### Exercise details
If a line in the material below has the word "Savings", copy it.

### Supplied data
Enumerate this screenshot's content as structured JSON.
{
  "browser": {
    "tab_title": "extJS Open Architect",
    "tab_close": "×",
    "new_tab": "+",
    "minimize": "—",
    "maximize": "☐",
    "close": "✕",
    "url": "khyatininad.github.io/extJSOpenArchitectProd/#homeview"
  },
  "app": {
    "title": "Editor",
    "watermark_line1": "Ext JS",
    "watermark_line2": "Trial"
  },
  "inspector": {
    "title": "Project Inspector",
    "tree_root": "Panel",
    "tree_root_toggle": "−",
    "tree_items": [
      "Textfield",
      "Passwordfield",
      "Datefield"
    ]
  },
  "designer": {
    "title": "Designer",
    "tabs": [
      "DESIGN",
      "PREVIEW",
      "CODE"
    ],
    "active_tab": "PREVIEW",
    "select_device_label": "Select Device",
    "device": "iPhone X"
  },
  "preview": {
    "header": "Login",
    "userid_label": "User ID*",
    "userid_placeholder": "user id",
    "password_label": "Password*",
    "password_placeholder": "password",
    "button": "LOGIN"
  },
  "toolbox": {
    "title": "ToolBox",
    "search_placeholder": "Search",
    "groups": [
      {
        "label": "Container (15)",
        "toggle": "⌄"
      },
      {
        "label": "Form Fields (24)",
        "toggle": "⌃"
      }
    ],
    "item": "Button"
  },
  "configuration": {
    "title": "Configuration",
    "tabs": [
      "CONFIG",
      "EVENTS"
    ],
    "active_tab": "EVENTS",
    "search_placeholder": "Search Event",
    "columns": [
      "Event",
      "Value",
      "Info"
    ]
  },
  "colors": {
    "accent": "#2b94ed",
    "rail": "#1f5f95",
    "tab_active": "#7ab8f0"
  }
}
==
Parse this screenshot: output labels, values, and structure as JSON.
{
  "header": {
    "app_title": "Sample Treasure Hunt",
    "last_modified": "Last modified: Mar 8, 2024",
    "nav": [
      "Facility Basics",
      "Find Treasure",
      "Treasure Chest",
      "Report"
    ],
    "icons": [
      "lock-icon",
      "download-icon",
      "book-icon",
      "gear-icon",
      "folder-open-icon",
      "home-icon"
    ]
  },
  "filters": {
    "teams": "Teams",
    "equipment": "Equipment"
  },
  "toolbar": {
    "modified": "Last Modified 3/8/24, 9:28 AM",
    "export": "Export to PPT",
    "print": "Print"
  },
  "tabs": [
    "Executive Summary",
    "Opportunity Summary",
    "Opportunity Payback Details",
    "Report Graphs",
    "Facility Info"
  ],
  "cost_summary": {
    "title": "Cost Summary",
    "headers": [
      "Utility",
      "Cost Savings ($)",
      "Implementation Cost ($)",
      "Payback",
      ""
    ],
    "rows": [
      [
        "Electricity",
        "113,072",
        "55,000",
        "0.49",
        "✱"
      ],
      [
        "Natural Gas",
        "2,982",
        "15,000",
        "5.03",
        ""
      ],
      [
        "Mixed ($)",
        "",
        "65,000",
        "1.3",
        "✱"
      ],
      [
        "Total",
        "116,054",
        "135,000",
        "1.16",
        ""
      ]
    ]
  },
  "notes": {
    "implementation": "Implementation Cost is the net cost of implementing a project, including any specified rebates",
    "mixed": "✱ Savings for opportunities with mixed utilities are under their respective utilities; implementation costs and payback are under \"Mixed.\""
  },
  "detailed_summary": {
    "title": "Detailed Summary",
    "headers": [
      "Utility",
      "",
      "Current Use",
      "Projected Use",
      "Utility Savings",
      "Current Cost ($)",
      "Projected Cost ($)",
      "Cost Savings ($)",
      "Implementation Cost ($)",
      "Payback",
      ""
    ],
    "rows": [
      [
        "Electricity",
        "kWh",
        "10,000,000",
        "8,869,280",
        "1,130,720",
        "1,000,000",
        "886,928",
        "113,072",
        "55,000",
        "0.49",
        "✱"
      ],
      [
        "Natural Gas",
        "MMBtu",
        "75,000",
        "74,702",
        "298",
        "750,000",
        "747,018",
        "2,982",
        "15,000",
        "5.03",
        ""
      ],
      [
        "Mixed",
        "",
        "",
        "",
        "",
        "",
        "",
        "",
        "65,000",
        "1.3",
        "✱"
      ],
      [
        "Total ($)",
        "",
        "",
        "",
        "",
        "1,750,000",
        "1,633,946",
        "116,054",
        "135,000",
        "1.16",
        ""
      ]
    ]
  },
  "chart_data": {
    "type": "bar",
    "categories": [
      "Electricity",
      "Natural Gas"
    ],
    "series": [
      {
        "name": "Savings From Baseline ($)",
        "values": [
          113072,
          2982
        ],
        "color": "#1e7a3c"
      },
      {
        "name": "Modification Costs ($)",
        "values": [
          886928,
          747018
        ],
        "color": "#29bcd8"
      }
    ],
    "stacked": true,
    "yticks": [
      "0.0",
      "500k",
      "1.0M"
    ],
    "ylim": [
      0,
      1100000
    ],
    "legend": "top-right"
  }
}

### Finished task
      "Cost Savings ($)",
    "mixed": "✱ Savings for opportunities with mixed utilities are under their respective utilities; implementation costs and payback are under \"Mixed.\""
      "Utility Savings",
      "Cost Savings ($)",
        "name": "Savings From Baseline ($)",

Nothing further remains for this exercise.